Based on conversations Redbox has had recently with its studio partners about the idea of preserving a rental/sell-thru window, Rouhana said he believes “they’re coming around to it.” He hopes a four-to-six-week window before SVOD will become more common.
Sony’s Spivak says the studio is “bullish” about traditional home entertainment over the long term and sees his studio’s reliance on a minimum 46-day theatrical exclusive boosting those later windows. Sony, which does not have a subscription streamer of its own, made a pact with Netflix to have its titles move there for their pay-1 window starting in 2022. The Woman King, which collected $94.4 million in theaters last fall, used its profile as a wide-release awards contender to become a top-two rental at Redbox kiosks and then a top-3 film on Netflix in the U.S., per Nielsen’s weekly charts.
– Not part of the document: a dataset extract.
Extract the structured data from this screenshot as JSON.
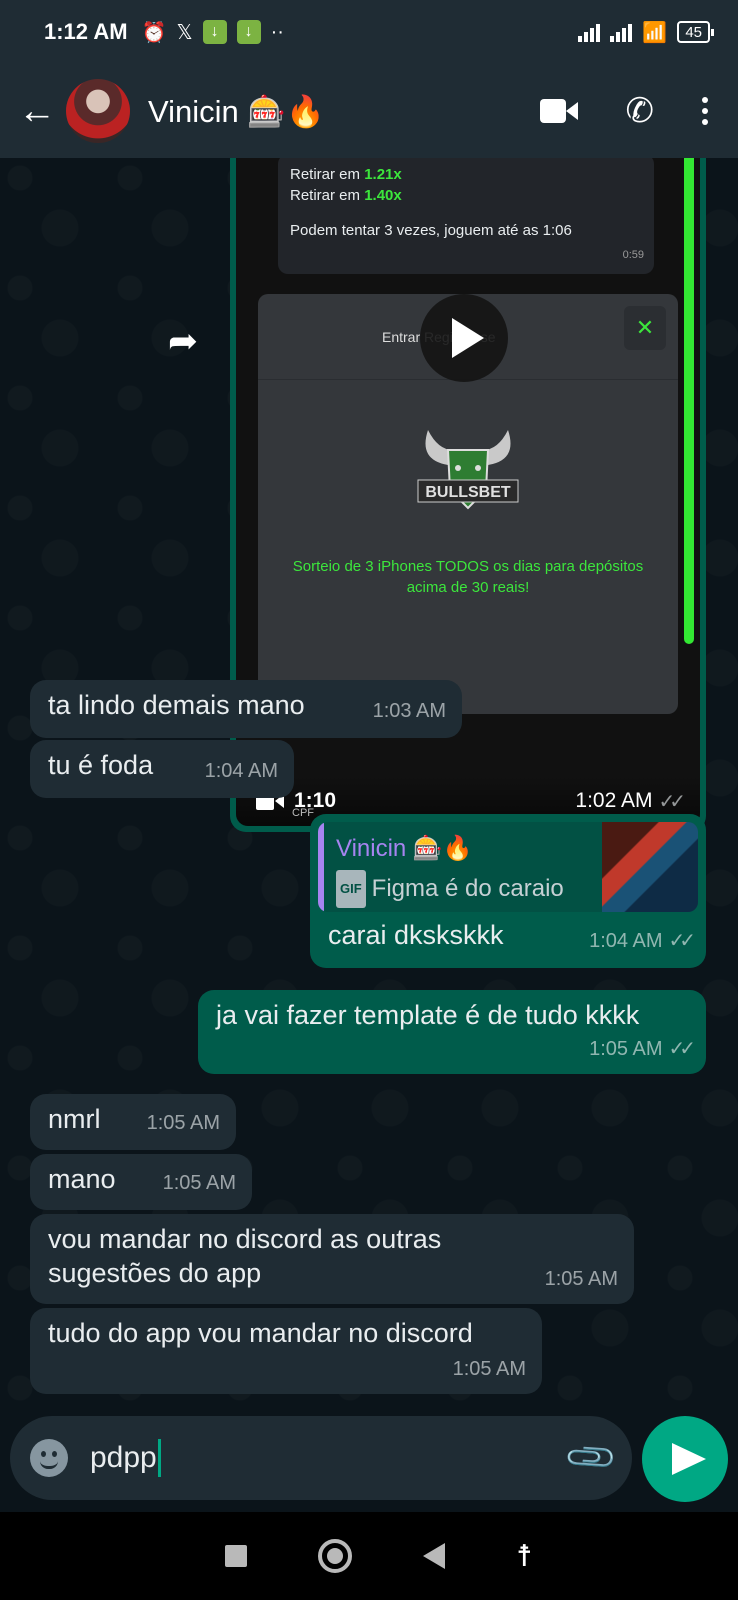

While Sony’s model establishes a basic framework, Spivak added, setting the right strategy is no longer a plug-and-play process. “The competitive environment is so much more complicated than it used to be,” he said. “The films have always been competing against each other, but now there’s one set of competitors in theaters and then a whole different group of new releases on streaming services that we have to keep in mind.”
The post As Box Office Revenue Starts To Return, Billions Hang In The Balance As Studios Juggle Streaming With Traditional Sell-Thru And Rental Market appeared first on Deadline.